Georgia Bulletin

The Newspaper of the Catholic Archdiocese of Atlanta

God’s artistry provides coming attractions of heaven

By LORRAINE V. MURRAY, Commentary | Published April 8, 2024

Years ago, my late husband, Jef, and I were swimming near an island in the Gulf of Mexico. We had boated out to the uninhabited island and we had this quiet, exquisite spot all to ourselves.  

Everywhere we looked, we saw the vast expanse of the sea. Tiny fish were jumping out of the water, while pelicans were diving for their lunches and watching us with curiosity. It was a perfect moment that I tucked away in my memory like a jewel. “This must be what heaven is like,” I proclaimed and we both laughed in joy.  

St. Paul wrote: “Eye has not seen, nor ear heard what God has in store for those that love him.” He was saying the delights of heaven are beyond the grasp of our senses. However, it does seem God graces us with glimpses.  

Especially in spring, when big, fluffy pear trees and dogwoods are in full regalia, I believe God is giving us a foretaste of heaven. Azaleas in hot pink, clusters of buttery daffodils, wisteria draped luxuriously upon tree limbs. 

In the blueberry bushes in my front yard, big bumble bees dart from flower to flower with honey bees as companions. A lovely little rabbit made an appearance in the back yard last evening, nibbling eagerly on clusters of clover.  

So many different birds show up in the spring like the doves squeezing themselves in at my window feeder, plus clusters of red-winged blackbirds and Carolina wrens. As dawn approaches, the symphony starts with delicate cheeps and then reaches a crescendo at sunrise. Throughout the day, mockingbirds spin out their repertoire of songs.  

A human artist reveals himself in the canvases he paints, and this is true of the divine artist too. God created the seas, flowers, birds and animals that delight us. He created the artists who have given us symphonies, poetry and paintings that thrill us. He inspires people to pick up a brush, a pen, a violin.  

Too often, heaven is portrayed as a boring stint of harp playing and cloud-perching instead of an encounter with God, the source of beauty and love. As Frank Sheed notes, “Man who has rejoiced in the beauty that God has placed in the sunset, will rejoice immeasurably more in God himself, the author and source of all beauty.” 

It makes sense that heaven would magnify the glorious natural beauties we cherish on earth — exquisite flowers, birds, animals, mountains and oceans— and the manmade treasures of art and music. 

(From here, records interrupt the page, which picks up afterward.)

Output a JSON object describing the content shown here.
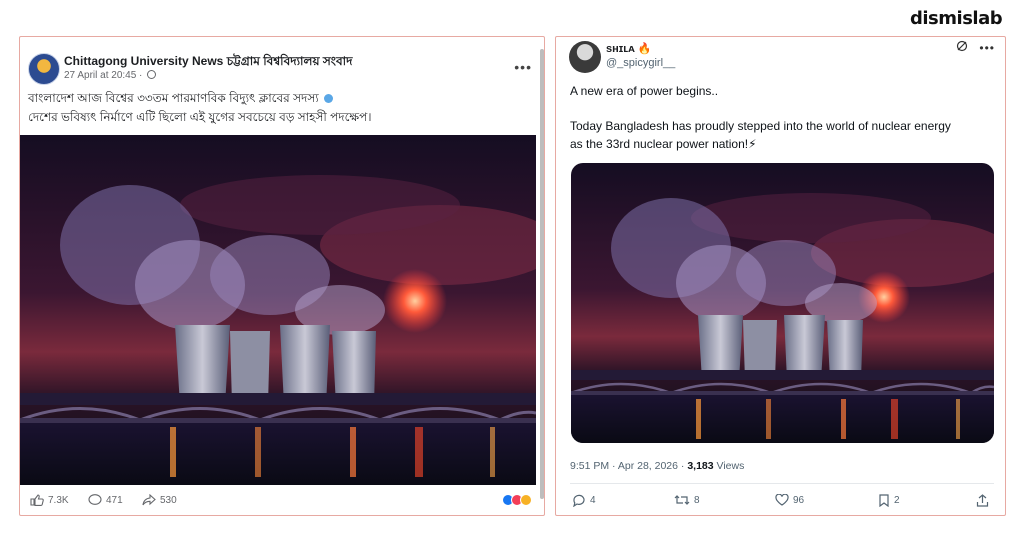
{
  "brand": {
    "logo_text": "dismislab"
  },
  "facebook_post": {
    "page_name": "Chittagong University News চট্টগ্রাম বিশ্ববিদ্যালয় সংবাদ",
    "timestamp": "27 April at 20:45 ·",
    "text_line_1": "বাংলাদেশ আজ বিশ্বের ৩৩তম পারমাণবিক বিদ্যুৎ ক্লাবের সদস্য",
    "text_line_2": "দেশের ভবিষ্যৎ নির্মাণে এটি ছিলো এই যুগের সবচেয়ে বড় সাহসী পদক্ষেপ।",
    "likes": "7.3K",
    "comments": "471",
    "shares": "530",
    "more_icon": "more-horizontal-icon",
    "accent": "#1877f2"
  },
  "tweet": {
    "display_name": "sʜɪʟᴀ 🔥",
    "handle": "@_spicygirl__",
    "line_1": "A new era of power begins..",
    "line_2": "Today Bangladesh has proudly stepped into the world of nuclear energy",
    "line_3": "as the 33rd nuclear power nation!⚡",
    "time_date": "9:51 PM · Apr 28, 2026 · ",
    "views_count": "3,183",
    "views_label": " Views",
    "replies": "4",
    "retweets": "8",
    "likes": "96",
    "bookmarks": "2",
    "accent": "#1d9bf0"
  },
  "frame_color": "#e7a9a2"
}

I’m not suggesting we should long for death or hasten its approach, but rather trust that the best is yet to come. C.S. Lewis wisely noted, “What a state we have got into when we can’t say ‘I’ll be happy when God calls me’ without being afraid one will be thought ‘morbid.’” 

One evening at supper, a friend bemoaned getting another year older with all the accompanying aches and pains, and someone replied, “Well, it’s better than the alternative.” And this would be true if death were synonymous with extinction, which can be an unbearable thought. 

However, if we believe Jesus is the Messiah, who promised us eternal life, then surely this should make a huge difference in our view of dying. 

“O death, where is thy sting? O grave, where is thy victory?” was St. Paul’s way of assuring us there is something more. English poet John Donne wrote, “Death be not proud, thou some have called thee mighty and dreadful, for thou art not so.” 

Our real home is elsewhere, and our yearning for unending happiness and beauty was placed in our hearts by God, who alone can fulfill this longing. And especially during these splendid spring days, let’s thank God for giving us a glorious preview of coming attractions!  

Artwork by Lorraine’s late husband, Jef Murray. Her email address is